Purnendu has a way with words. And he is given the best lines in the film. In that well-known opening of Love Actually mentioned earlier, David says, “Whenever I get gloomy with the state of the world, I think of the arrivals gate at Heathrow airport” – because of the love that people spontaneously display while welcoming their dear ones. Purnendu is moved to a similar reflection during a lunch conversation with his colleagues when they all complain about their dull jobs. Unlike them, he likes his job, he says; loves seeing the play of emotions on the travellers’ faces: all excited and perked up when they are about to travel, in anticipation of adventures ahead; and somewhat tired but satisfied while returning, enriched by new experiences.

It is this ability of his to enter other people’s lives that makes him extraordinary. It is also the reason why he genuinely understands and accepts, twice in his life, why the woman he loves can never be his. It is this compassion for another human being that is at the heart of his story. The chemistry is just a part of it.

Compassion is actually at the very heart of the film itself. It is not about love. It is about compassion for people in love. It’s a very fine distinction that many might miss. What this film primarily shows, through its stories, is a deep understanding between people, one of whom is in love with someone else. It is what makes Barun Babu pledge himself to find Charulata’s lost love; Titli’s elderly hospital-room inmates to share her obsession about Dev and her speculations about death; and even the young crooks to plan a “blockbuster” steal to help a poor family.

Romantic love has been done to death in films – probably because they are the only place where it still exists.

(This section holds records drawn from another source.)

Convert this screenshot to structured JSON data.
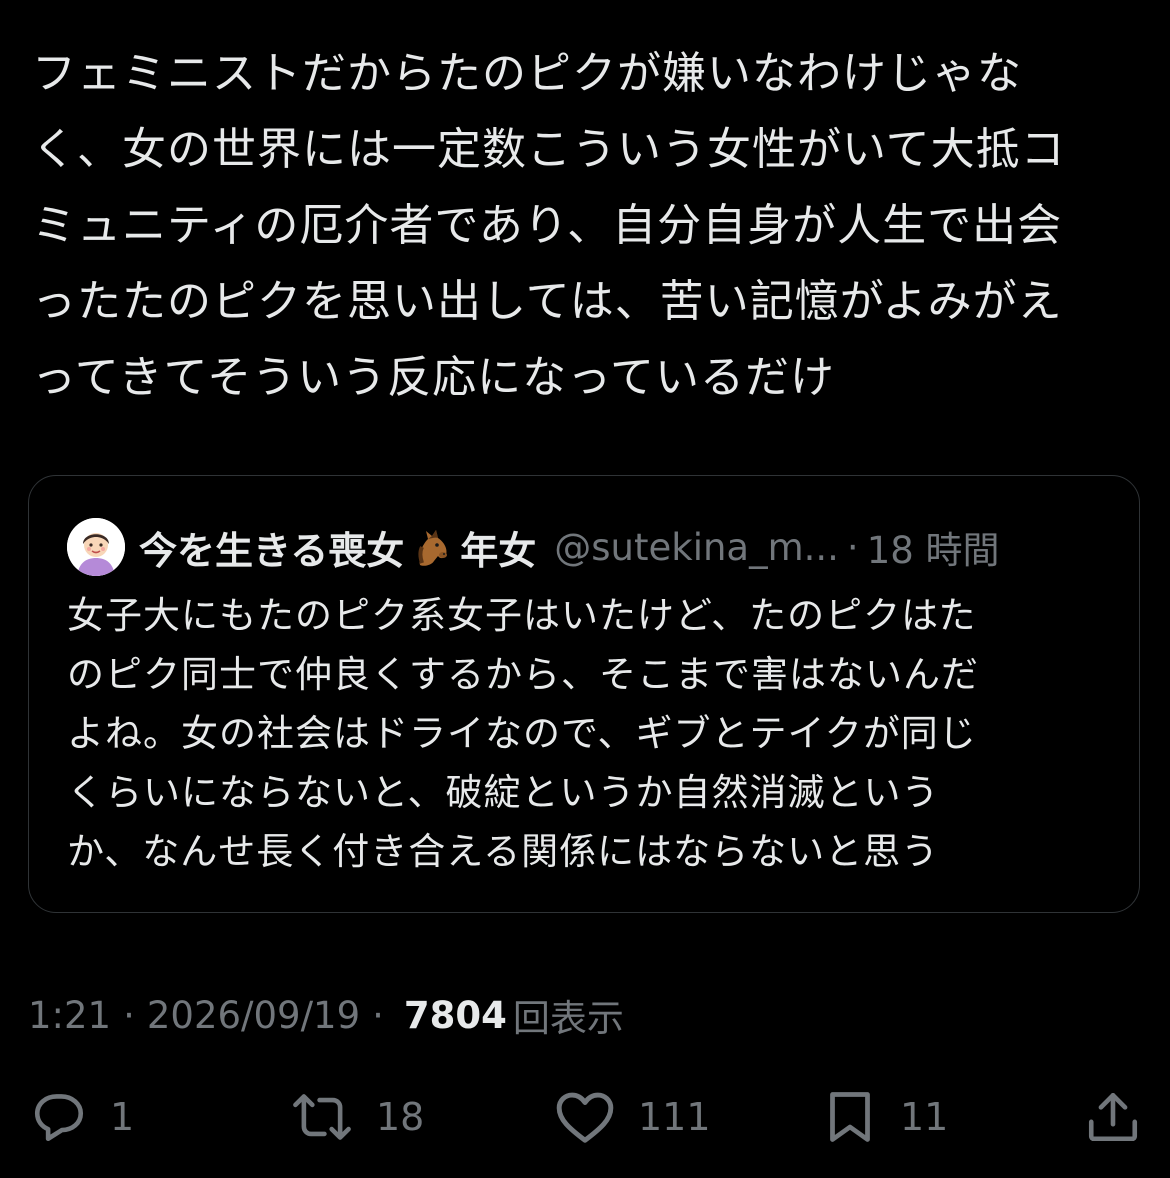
{
  "tweet": {
    "text": "フェミニストだからたのピクが嫌いなわけじゃな\nく、女の世界には一定数こういう女性がいて大抵コ\nミュニティの厄介者であり、自分自身が人生で出会\nったたのピクを思い出しては、苦い記憶がよみがえ\nってきてそういう反応になっているだけ"
  },
  "quote": {
    "name": "今を生きる喪女",
    "emoji": "horse-face-emoji",
    "name_suffix": "年女",
    "handle": "@sutekina_m...",
    "dot": "·",
    "time": "18 時間",
    "text": "女子大にもたのピク系女子はいたけど、たのピクはた\nのピク同士で仲良くするから、そこまで害はないんだ\nよね。女の社会はドライなので、ギブとテイクが同じ\nくらいにならないと、破綻というか自然消滅という\nか、なんせ長く付き合える関係にはならないと思う"
  },
  "meta": {
    "time": "1:21",
    "sep1": "·",
    "date": "2026/09/19",
    "sep2": "·",
    "views_count": "7804",
    "views_label": "回表示"
  },
  "actions": {
    "reply": {
      "icon": "reply-icon",
      "count": "1"
    },
    "retweet": {
      "icon": "retweet-icon",
      "count": "18"
    },
    "like": {
      "icon": "heart-icon",
      "count": "111"
    },
    "bookmark": {
      "icon": "bookmark-icon",
      "count": "11"
    },
    "share": {
      "icon": "share-icon"
    }
  },
  "colors": {
    "background": "#000000",
    "text": "#e7e9ea",
    "secondary": "#71767b",
    "border": "#2f3336"
  }
}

It is time that filmmakers opened their eyes and imagination to the beauty of other human bonds that go a long way in making life bearable.

Competing with Sanju

Urging his audiences on Twitter last week to go watch his new film, director Pratim D. Gupta had said: “If we Bengali film makers don’t get audiences in the first weekend, we’ll be pulverized by the Sanjus of the world in coming weeks.” There is palpable anxiety there, anticipating an almost David-Goliath tussle in the box-office with Rajkumar Hirani. But the anxiety is misplaced. I think those who believe in and enjoy watching sensitive films – especially the sensitive portrayal of relationships – will flock to see this film, Sanju or no Sanju. I did. And I look forward to Pratim’s next!